You’re having a rough day, your toddler just had her third meltdown of the day, and it’s only 1 o’clock.
Kids struggle with their big feelings and emotions; the result is they have frequent tantrums or periods of dysregulation. When your child is dysregulated, it’s developmentally normal. They are learning to understand their big emotions – the uncomfortable feelings and sensations in their bodies. It doesn’t mean anything about who you are as a parent.
When our child is dysregulated what she needs is a parent or caregiver to provide a calm safe container for her dysregulation. When we surround our child with our calm, our dysregulated child absorbs the calm energy of our regulation. This let us help her regulation her big emotions. This process is called co-regulation. Co-regulation eventually helping her learn by our example to self-regulate her feelings.
I get it; this is challenging and may take years before your child is able to fully self-regulate. This is partially because you child will be about 25 years old before the part of your child’s brain that is responsible for emotional self-regulation fully develops.
Sometimes the hardest part of surviving your child’s emotional meltdown is staying calm enough to be that calm container for their emotional volcano. Something I’ve found helpful when my grandkids are dysregulated and it is chaos. I put one hand on my belly and one hand over my heart. It’s feels like a gentle hug and reminds me, I’ve got this. That gentle self hug releases more oxytocin, the love chemical, than just placing one hand on your heart.
Next I take a deep breath and slowly blow out as if I’m blowing through a straw. This is also known as hot cocoa breath. I repeat to myself a short mantra, depending on the circumstances. As a parent, you can repeat some form of this mantra to yourself. I am a good parent; my child is a good child; we can get through this. Repeat it our loud, your child won’t acknowledge that they hear you. However, the calm soothing tone of your voice will seep into their dysregulation. Another mantra I use is: There is nothing wrong with me; there is nothing wrong with my grandkid; I can cope with this.
Connect the Neurons: Dysregulation leads to co-regulation leads to self-regulation.
Get 7 – 8 Hours of Sleep a Night.
Sleep is essential to staying healthy. While we sleep, our brains and body are busy and active. Our brains may not function properly when we don’t get enough sleep. Our brain removes toxins that have built up while we are awake. Our body renews and repairs itself.

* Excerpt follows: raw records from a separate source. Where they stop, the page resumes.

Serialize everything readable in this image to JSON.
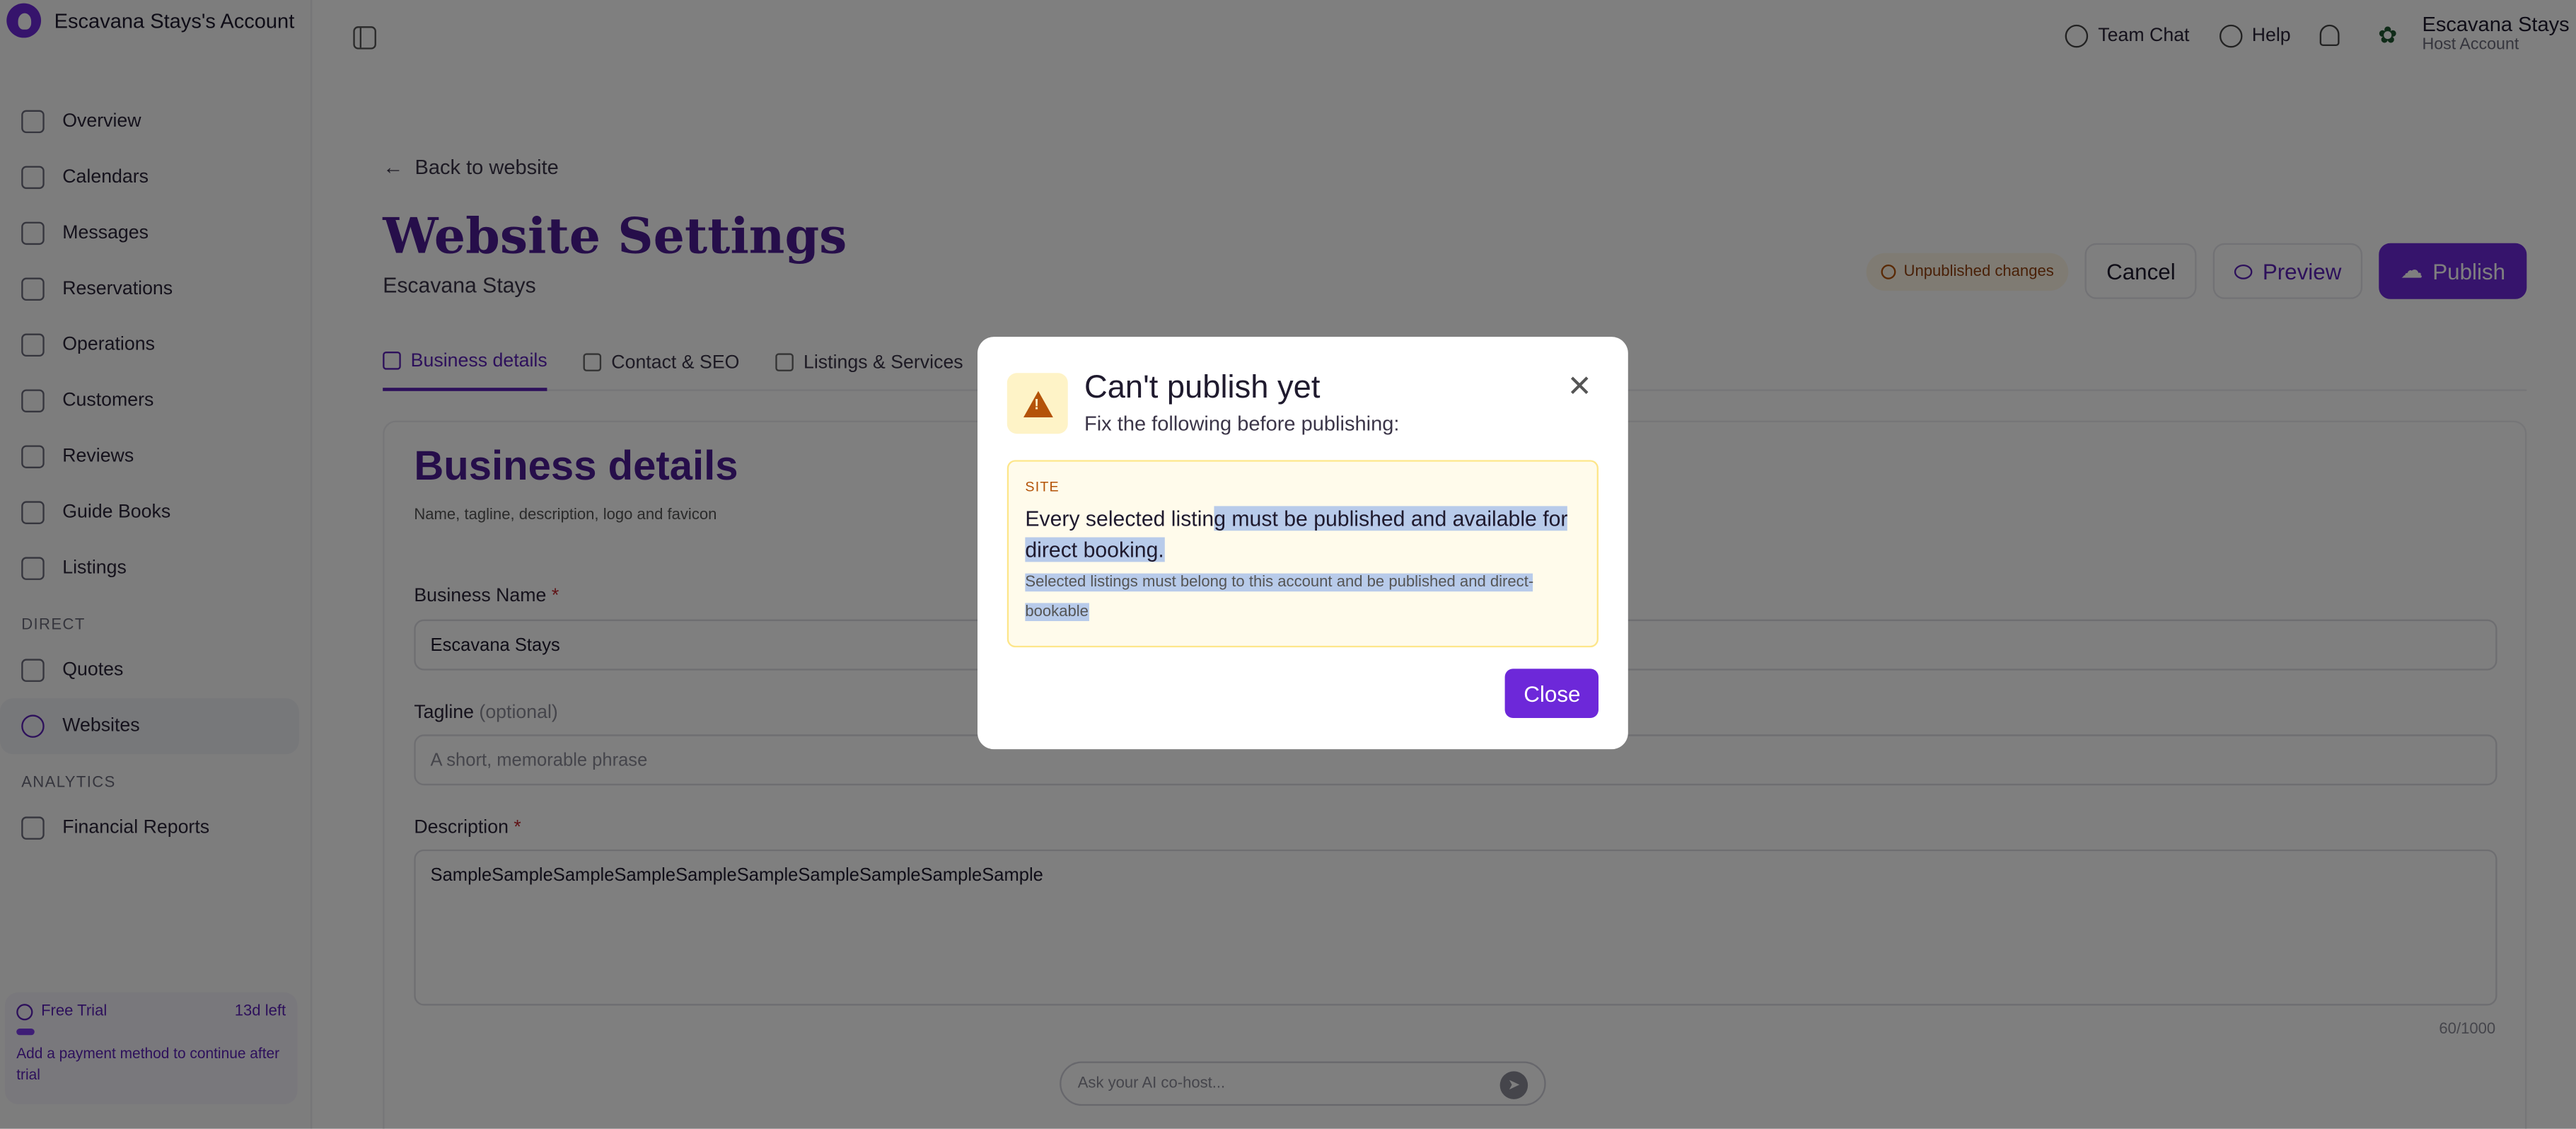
{
  "account": {
    "title": "Escavana Stays's Account"
  },
  "sidebar": {
    "items": [
      {
        "label": "Overview"
      },
      {
        "label": "Calendars"
      },
      {
        "label": "Messages"
      },
      {
        "label": "Reservations"
      },
      {
        "label": "Operations"
      },
      {
        "label": "Customers"
      },
      {
        "label": "Reviews"
      },
      {
        "label": "Guide Books"
      },
      {
        "label": "Listings"
      }
    ],
    "section_direct": "DIRECT",
    "direct_items": [
      {
        "label": "Quotes"
      },
      {
        "label": "Websites"
      }
    ],
    "section_analytics": "ANALYTICS",
    "analytics_items": [
      {
        "label": "Financial Reports"
      }
    ],
    "trial": {
      "label": "Free Trial",
      "remaining": "13d left",
      "note": "Add a payment method to continue after trial",
      "progress": 0.07
    }
  },
  "topbar": {
    "team_chat": "Team Chat",
    "help": "Help",
    "host_name": "Escavana Stays",
    "host_role": "Host Account"
  },
  "page": {
    "back_label": "Back to website",
    "title": "Website Settings",
    "subtitle": "Escavana Stays",
    "status_badge": "Unpublished changes",
    "cancel": "Cancel",
    "preview": "Preview",
    "publish": "Publish",
    "tabs": [
      {
        "label": "Business details"
      },
      {
        "label": "Contact & SEO"
      },
      {
        "label": "Listings & Services"
      }
    ]
  },
  "card": {
    "title": "Business details",
    "subtitle": "Name, tagline, description, logo and favicon",
    "business_name_label": "Business Name",
    "required_mark": "*",
    "business_name_value": "Escavana Stays",
    "tagline_label": "Tagline",
    "tagline_optional": "(optional)",
    "tagline_placeholder": "A short, memorable phrase",
    "description_label": "Description",
    "description_value": "SampleSampleSampleSampleSampleSampleSampleSampleSampleSample",
    "description_counter": "60/1000"
  },
  "ai": {
    "placeholder": "Ask your AI co-host..."
  },
  "modal": {
    "title": "Can't publish yet",
    "subtitle": "Fix the following before publishing:",
    "issue_tag": "SITE",
    "issue_main_pre": "Every selected listin",
    "issue_main_sel": "g must be published and available for direct booking.",
    "issue_detail": "Selected listings must belong to this account and be published and direct-bookable",
    "close_label": "Close"
  },
  "colors": {
    "brand": "#6d28d9",
    "title": "#4c1d95",
    "warning": "#b45309"
  }
}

If our brain doesn’t have enough time while we sleep to do what it needs to do to keep it and us healthy, memory, concentration, and our ability to think clearly may be affected. When we have a night of adequate sleep, we awake feeling refreshed, alert, and ready for the day.
Drink 7 – 8 Glasses of Water a Day.
Our bodies are 60% water. Our brains and heart are 76% water, and our lungs are 83% water. We need water to stay healthy. If we don’t take in enough water and become dehydrated, our brains don’t work so well, causing confusion and “fuzzy thinking.” (not the same as warm fuzzies). What else does water do? Water also helps with temperature regulation; it helps keep our joints lubricated and helps eliminate toxins from our body—time to get another glass of water.
Set aside 70 – 80 minutes a week for self-care. Remember, self-care isn’t aftercare. Self-care shouldn’t happen after you have made time for everyone else all during the week, and now it’s the weekend, and you are finally getting time to make time for yourself. Self-care is preventative. You want to do self-care at the beginning of the week and during the week to give yourself some relaxation or downtime. Recharge your batteries so you have the energy to make it through the week.
What does self-care look like for you? Self-care can be different for each of us. It can be yoga or mindfulness. An exercise class at the gym. A walk in the woods or just down the street. An hour of your favorite TV show (in the middle of the day). Or 30 minutes spent taking a nap.
Whatever it looks like, take your calendar for next week and schedule some self-care for the beginning and the middle of the week. This might feel tricky and strange because this self-care “brain muscle” isn’t used to having a workout at the beginning and the middle of the week. However, you will learn to love the feeling if you keep exercising it.